Radio waves have the longest wavelength and the lowest energy. These waves are always around you transmiting radio and TV signals. They are also used for radar.

Microwaves are low energy light, used to heat food in microwaves and transfer signals to satellites.

Infrared (IR) light has a little less energy than red. It is usually emitted by objects with heat and is used in night vision. Your body has heat, so you are glowing in infrared light.

Near infrared (NIR) has a little more energy than IR, and is just outside the range that humans can see. It is strongly reflected by plants, making it a very useful measure of plant health with the NDVI index.

Visible spectrumVisible light consists of all the colors of the rainbow: red, orange, yellow, green, blue, indigo, violet. All of what humans can see is limited to this narrow wavelength regime of 380-750 nanometers (nm). White light is a combination of all the colors.

Ultraviolet (UV) light has more energy than violet, enough to cause sunburn. Much of the UV light from the Sun is absorbed in the atmosphere by ozone molecules, but it comprises 5-6% of all light that reaches the surface.

X-ray light is energetic enough to go through your skin, which is why it is used in medicine to picture bones. It is created by accelerating electrons or very hot places in the universe.

Gamma rays are the most energetic form of light, with the shortest wavelength and highest frequency. They are given off during nuclear reactions and decay, and are deadly to humans. All the gamma rays produced in outer space are blocked by our atmosphere, protecting us everyday.

Everything in the universe radiates light in some form or another. Stars shine from nuclear fusion in their cores, humans glow in infrared light from the heat in our bodies, and even cold objects such as ice emit very low intensity infrared light. There are different ways objects can radiate.

Black Body RadiationBlackbody Radiation:

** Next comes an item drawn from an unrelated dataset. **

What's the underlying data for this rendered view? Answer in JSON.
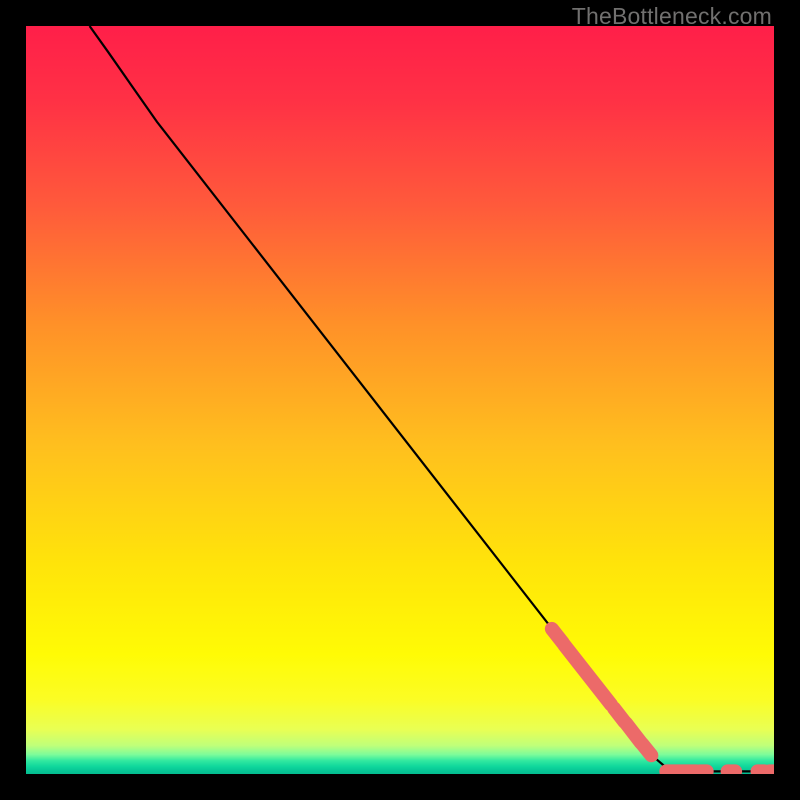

Blackbody radiation occurs when a source emits a continuous spectrum of light at all wavelengths. If we plot the energy output of a blac-body radiator across all wavelengths (or frequencies), we can see a smooth curve with a peak. The peak corresponds to the strongest energy output and depends on the temperature of the object. For example, our Sun is a near-perfect blackbody radiator with a surface temperature close to 6,000 Kelvin. This corresponds to a peak output that is actually in the green spectrum. The other colors drown each other out, so the Sun is more of a peachy white, but appearing yellow to us on Earth. A star that is cooler than the Sun may have a peak of radiation closer to the lower-energy red side of the spectrum, therefore appearing red instead of a peach color. You have probably seen blackbody radiation in action as you heat up a stove. The burner starts out warm, but with no change in color, because its blackbody peak is in the low-energy, invisible infrared region. As it heats up, it starts to glow red, then orange, and then even white, meaning it is very hot.